May 16, 2013 6:23 PM CDT
I wonder if Brad will go back to Jennifer now.
May 15, 2013 6:41 PM CDT
Angelina felt this was the right decision for her.It is her body and her choice to make for Herself. I do feel she should of said in her statement this may not be the right decision for you to do. Some people look up to her and follow her. Check out all your options that is what I think Mary Elizabeth is trying to say to other woman. Cancer is an ugly, cruel disease, and I understand how hard it is to deal with this disease. It has been almost three years since my sister died from breast cancer.
May 15, 2013 1:15 PM CDT
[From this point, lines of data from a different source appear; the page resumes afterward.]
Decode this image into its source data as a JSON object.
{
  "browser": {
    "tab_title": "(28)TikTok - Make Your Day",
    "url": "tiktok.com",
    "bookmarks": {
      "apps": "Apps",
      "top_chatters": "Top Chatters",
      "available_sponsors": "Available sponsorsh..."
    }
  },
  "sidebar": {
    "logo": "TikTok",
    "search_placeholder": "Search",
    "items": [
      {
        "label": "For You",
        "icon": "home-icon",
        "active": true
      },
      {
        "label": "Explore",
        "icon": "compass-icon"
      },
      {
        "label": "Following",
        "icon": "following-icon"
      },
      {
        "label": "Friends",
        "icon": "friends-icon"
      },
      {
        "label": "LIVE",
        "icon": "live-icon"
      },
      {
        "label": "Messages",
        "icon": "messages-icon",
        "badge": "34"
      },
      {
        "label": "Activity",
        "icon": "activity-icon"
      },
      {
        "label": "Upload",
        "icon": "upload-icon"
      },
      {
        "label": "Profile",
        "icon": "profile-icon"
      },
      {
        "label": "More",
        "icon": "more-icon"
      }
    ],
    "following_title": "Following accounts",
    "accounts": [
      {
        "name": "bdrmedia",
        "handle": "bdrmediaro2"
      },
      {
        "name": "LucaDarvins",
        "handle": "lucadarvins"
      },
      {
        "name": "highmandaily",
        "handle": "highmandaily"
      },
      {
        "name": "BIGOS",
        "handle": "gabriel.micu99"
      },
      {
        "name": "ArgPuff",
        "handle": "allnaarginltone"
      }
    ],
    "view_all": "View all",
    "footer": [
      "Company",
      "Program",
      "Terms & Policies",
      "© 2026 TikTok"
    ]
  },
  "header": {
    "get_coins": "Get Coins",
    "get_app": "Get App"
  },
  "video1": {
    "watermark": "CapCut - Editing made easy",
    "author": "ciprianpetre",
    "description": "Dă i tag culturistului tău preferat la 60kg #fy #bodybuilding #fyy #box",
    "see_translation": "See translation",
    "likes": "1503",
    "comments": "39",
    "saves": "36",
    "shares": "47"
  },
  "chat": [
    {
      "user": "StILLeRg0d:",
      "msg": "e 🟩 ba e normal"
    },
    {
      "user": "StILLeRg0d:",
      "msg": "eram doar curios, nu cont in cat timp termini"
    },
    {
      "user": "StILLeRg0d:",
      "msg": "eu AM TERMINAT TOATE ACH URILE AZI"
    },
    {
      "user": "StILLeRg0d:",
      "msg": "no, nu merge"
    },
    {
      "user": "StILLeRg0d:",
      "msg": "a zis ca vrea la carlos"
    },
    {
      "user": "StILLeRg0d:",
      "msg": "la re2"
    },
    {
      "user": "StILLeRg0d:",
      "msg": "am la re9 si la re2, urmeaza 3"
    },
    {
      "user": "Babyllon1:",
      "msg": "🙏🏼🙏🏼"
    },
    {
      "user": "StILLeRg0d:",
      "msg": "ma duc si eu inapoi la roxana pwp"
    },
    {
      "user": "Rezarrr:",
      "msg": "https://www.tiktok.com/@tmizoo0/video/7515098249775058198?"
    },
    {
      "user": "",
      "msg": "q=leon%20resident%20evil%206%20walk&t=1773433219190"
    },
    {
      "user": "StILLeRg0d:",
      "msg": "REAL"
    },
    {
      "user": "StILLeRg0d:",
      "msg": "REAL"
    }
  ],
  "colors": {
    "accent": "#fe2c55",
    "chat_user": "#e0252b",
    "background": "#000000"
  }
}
I urge everyone considering this to be careful. While the ability to know could be reassuring - whether or not you choose to proceed to mastectomy, I don't believe the impact of finding the BRCA gene has been fully explored from an insurance perspective. It may be decided...or at least pushed back on...that documentation saying you possess a gene that will in all probability lead to cancer could be viewed by insurance as a pre-existing condition. And pre-existing conditions can lead to limited, expensive, or denied insurance coverage.